22.Kartha VN, Krishnamurthy S. Effect of hyper vitaminosis A on hemolysis and lipid peroxidation in the rat. J Lipid Res 1978;19:332-34.  Back to cited text no. 22    
23.William Sunderman F, Jr Shozo Nomoto. Measurement of human serum ceruloplasmin by its p-phenylene diamine oxidase activity. Clin Chem 1970;16:  Back to cited text no. 23    
24.903-10.  Back to cited text no. 24    
25.Bieri JG, Teets L, Belavady B, Andres EL. Serum vitamin E levels in a normal adult population in the Washington, D.C. area. Proc Soc Exptl Bio Med 1964;117:131-3.  Back to cited text no. 25    
26.Paterson JCS, Wiggins HS. An estimation of plasma vitamin A and the vitamin A absorption test. J Clin Path 1954;7:56-60.  Back to cited text no. 26    
27.Omaye ST, Turnbull JD, Sauberlich HE. Selected methods for the determination of ascorbic acid in animal cells, tissues and fluids. Methods Enzymol 1979;62:3-11.  Back to cited text no. 27  [PUBMED]  
28.Menon NK, Furdik JV, Mishra K. Role of oxygen free radicals in neurological disorders. Advances in clinical Neurosciences 1994;4:327-39.  Back to cited text no. 28    
29.Jenner P, Dexter DT, Sian J, Schapira AH, Marsden CD. Oxidative stress as a cause of nigral cell death in Parkinson's disease and incidental Lewy body disease. The royal kings and queens Parkinson's disease research group. Ann Neurol 1992;32:S82-7.  Back to cited text no. 29  [PUBMED]  
30.Marzatico F, Cafec, Taborelli M, Benzi G. Experimental Parkinson's disease in monkeys. Effect of ergot alkaloid derivative on lipid peroxidation in different brain areas. Neurochem Res 1993;18:1101-6.  Back to cited text no. 30    
31.Dexter DT, Holley AE, Flitter WD, Slater TF, Wells FR, Daniel SE, et al. Increased levels of lipid hydroperoxides in the Parkinsonian substantia nigra: an HPLC and ESR study. Mov Disord 1994;9:92-7.  Back to cited text no. 31  [PUBMED]  
32.Gutteridge JMC, Richamond R, Halliwell B. Oxygen free radicals and lipid peroxidation: inhibition by the protein ceruloplasmin. FEBS Lett 1980;112:269.  Back to cited text no. 32    
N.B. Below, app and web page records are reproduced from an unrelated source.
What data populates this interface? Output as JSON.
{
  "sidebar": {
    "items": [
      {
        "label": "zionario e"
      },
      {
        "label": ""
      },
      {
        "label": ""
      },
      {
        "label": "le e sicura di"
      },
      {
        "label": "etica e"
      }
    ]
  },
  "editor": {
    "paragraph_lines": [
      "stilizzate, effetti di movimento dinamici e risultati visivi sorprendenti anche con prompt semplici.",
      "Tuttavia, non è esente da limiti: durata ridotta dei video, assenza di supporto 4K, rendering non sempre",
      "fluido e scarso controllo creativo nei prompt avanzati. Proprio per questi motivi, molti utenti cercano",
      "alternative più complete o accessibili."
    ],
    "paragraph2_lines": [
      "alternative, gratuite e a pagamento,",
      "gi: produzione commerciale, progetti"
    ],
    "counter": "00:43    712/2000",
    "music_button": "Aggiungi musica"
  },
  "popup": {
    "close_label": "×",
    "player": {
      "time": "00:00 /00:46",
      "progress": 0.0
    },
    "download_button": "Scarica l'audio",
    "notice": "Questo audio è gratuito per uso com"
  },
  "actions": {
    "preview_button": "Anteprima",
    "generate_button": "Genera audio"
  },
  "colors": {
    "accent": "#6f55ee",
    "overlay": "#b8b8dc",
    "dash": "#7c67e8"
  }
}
33.Good PF, Olanow CW, Perl DP. Neuromelanin containing neurons of the substantia nigra accumulate iron and aluminium in Parkinson's disease: a LAMMA study. Brain Res 1992;593:343-6.  Back to cited text no. 33  [PUBMED]  

 

Top
Print this article  Email this article
Previous article Next article
Online since 20th March '04
Published by Wolters Kluwer - Medknow